Raya Dunayevskaya 1959

May 1 and the Shorter Work Day

Source: News & Letters, May 1959. This piece appeared as Dunayevskaya’s regular column, “Two Worlds”;
Transcribed: by Kevin Michaels.

During the first week of May this year the United Steel Workers presented its demand for a shorter work-week. That it is a ludicrously low demand – a cut from 40 to 38 hours a week – is contributing to the fact that even the so-called radical press is giving it little publicity. The demand is of great importance, nevertheless. It is the first time in long, long decades that a union at contract time put such a demand on the negotiation table.

No doubt it was accidental on the part of the present union leaders to issue this demand in the first week of May. But, again, the significance cannot be lost in the accidental nature of their timing when, historically, May 1 is indissolubly connected with the struggles for the eight hour day. The initiation of the struggle for the eight-hour day coincided with the founding of the first National Labor Union in America.

Eight-Hour Leagues sprang up everywhere. “In the United States of America,” wrote Marx, “any sort of independent labor movement was paralyzed so long as slavery disfigured a part of the republic. Labor with a white skin cannot emancipate itself where labor with a black skin is branded. But out of the death of slavery a new vigourous life sprang. The first fruit of the Civil War was an agitation for the 8-hour day.” [1]

The severe financial crisis of 1873 dealt a death blow to the Eight-Hour Leagues, but not to the idea for an eight-hour day. In 1884 not only the idea, but the actions to put it into effect, were once again initiated, this time by the Federation of Organized Trades and Labor Unions of the United States and Canada, later to be known as the American Federation of Labor. It was this organization which specified that the date for the struggle in the form of a general strike would be May 1st.

The struggle for the eight-hour day during the decade of the 1880s received a real blood bath from the counter-revolutions initiated by the companies with the help of the government.
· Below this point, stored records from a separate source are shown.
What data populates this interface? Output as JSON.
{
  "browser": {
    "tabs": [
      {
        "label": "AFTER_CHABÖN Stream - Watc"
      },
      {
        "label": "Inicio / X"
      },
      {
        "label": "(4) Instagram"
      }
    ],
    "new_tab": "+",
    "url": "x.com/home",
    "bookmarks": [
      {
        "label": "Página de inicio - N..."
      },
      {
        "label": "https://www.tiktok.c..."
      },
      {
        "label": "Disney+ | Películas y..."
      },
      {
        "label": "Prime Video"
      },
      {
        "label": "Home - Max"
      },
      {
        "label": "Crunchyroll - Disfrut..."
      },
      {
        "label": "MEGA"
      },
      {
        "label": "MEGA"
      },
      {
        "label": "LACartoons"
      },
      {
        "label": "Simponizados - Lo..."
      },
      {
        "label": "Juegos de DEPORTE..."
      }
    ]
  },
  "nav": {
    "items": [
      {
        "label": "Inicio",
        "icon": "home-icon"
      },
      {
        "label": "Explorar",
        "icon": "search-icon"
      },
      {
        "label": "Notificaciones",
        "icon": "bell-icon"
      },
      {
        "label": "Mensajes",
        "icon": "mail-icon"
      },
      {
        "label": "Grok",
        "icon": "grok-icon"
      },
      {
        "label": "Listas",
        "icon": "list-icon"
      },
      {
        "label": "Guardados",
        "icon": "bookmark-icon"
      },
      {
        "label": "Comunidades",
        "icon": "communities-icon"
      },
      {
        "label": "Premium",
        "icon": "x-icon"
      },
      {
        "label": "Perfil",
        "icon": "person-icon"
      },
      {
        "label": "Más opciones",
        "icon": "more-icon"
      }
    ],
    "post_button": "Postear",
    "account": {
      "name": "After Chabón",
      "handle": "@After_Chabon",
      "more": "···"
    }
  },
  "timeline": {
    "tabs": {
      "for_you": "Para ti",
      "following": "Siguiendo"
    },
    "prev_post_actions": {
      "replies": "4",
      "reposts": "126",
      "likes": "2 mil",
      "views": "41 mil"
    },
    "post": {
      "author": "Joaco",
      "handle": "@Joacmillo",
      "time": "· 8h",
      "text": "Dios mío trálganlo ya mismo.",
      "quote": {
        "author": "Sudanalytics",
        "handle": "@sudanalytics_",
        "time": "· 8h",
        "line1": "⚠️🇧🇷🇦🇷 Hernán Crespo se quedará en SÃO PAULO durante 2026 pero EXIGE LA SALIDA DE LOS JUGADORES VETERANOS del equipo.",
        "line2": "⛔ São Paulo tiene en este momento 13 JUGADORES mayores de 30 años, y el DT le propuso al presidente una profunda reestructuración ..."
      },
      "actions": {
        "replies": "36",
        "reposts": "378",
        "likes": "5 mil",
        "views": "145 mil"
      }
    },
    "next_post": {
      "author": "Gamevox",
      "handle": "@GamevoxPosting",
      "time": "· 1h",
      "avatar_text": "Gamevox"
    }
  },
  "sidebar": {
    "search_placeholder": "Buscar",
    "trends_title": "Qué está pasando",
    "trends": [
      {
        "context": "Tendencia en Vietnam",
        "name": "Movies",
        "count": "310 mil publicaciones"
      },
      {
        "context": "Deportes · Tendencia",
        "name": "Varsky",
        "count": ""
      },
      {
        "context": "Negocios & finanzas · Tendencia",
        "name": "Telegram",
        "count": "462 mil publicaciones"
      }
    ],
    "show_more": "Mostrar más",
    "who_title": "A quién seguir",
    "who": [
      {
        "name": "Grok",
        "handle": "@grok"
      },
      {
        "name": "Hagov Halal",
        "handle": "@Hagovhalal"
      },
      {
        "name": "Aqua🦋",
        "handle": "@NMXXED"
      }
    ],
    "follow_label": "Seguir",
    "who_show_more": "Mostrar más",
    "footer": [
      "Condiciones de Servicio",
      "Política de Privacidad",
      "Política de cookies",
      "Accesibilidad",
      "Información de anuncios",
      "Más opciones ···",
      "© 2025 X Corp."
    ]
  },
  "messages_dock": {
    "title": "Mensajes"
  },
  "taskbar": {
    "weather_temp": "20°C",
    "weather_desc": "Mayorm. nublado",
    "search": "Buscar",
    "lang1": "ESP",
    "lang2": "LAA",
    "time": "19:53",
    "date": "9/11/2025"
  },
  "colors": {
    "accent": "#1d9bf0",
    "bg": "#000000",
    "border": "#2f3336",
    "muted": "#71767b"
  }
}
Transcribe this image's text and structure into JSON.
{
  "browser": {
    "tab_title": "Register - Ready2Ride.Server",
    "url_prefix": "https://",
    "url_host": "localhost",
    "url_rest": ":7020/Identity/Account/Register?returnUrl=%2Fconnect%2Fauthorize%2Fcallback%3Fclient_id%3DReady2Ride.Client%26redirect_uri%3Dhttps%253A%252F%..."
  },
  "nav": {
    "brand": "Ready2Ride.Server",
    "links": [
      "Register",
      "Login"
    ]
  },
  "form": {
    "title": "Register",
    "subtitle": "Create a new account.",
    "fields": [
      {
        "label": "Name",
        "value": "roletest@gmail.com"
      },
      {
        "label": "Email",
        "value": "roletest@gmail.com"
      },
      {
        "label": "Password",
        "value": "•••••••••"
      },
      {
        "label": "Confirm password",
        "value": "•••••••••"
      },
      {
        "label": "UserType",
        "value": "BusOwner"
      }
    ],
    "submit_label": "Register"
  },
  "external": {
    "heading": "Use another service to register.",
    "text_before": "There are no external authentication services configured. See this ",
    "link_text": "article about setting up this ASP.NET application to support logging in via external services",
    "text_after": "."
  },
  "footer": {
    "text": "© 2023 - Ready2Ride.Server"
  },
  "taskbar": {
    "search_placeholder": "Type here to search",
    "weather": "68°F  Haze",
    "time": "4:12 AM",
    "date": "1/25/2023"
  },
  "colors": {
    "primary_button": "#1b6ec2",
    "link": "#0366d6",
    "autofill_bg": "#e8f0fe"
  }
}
The anarchist labor leaders, Parsons, Spies, Fischer and Engel were railroaded to the gallows.

This unfoldment of the counter-revolution did not stop the movement for the eight-hour day. On the contrary. The conservative head of the A.F. of L., Samuel Gompers, looked for international help. As he put it in his reminiscences of the year 1889: “As the time of the meeting of the International Workingmen’s Congress in Paris approached, it occurred to me that we could aid our movement by an expression of world-wide sympathy from that Congress.”

They got more than sympathy from the International at its Paris Congress, which immediately adopted the following resolution: “The Congress decides to organize a great international demonstration, so that in all countries and in all cities, on one appointed day, the toiling masses shall demand of the state authorities the legal reduction of the working day to eight hours...Since a similar demonstration has already been decided upon for May 1, 1890, by the American Federation of Labor at its Convention in St. Louis, December 1888, this day is accepted for the international demonstration.”

The Unity of Practice and Theory

Just as the Marxist world organization had adopted the American choice of May 1 as the holiday that would combine strike action with demonstrations in support of labor’s demand for the eight-hour day, in practice – so, in theory, the struggle for the shorter workday became the axis of Marx’s greatest theoretical work, Capital. Building on the impulse, action, and philosophy of the working class, for a shorter working day, Marx drew the conclusion that the “development of human power which is its own end, the true realm of freedom...can flourish only upon the realm of necessity as its basis. The shortening of the working day is its fundamental premise.” [2]

The Pending Steel Strike

As words, Marx’s phrase – “the development of human power which is its own end” – may sound outlandish. But the thought behind it, the development of the human being instead of greater and greater machines, is precisely what is preoccupying the steel workers presently.

“It will give us a chance to catch our breath,” said one of the steel workers at Homestead, Pa. “We sure need it,” said another. “The speed-up is just killing us.” “Automation has made everything worse,” said a third, “cutting both our employment and security. This cutting of the work-week, if we can get it, would help some.”

It is not that anyone thought that all problems, either of the employed or of the unemployed, would be solved by this minor cutting of the workweek. It is that a beginning must be made somewhere. Reuther is great at shouting about a reduction not only of the workweek but workday when he addresses a meeting of the unemployed. But at negotiation time he is silent as an Egyptian tomb. The whole question of what kind of labor which has been raised by the American workers since Automation has now been made more concrete by the attempt to limit the time when the worker must work for others, and extend the time for his own thoughts.

1. Capital, Vol. 1. From Chapter Ten, “The Working Day.” [Transcriber]

2. Capital, Vol. 3. From Chapter Thirty Eight, “The Trinity Formula.” [Transcriber]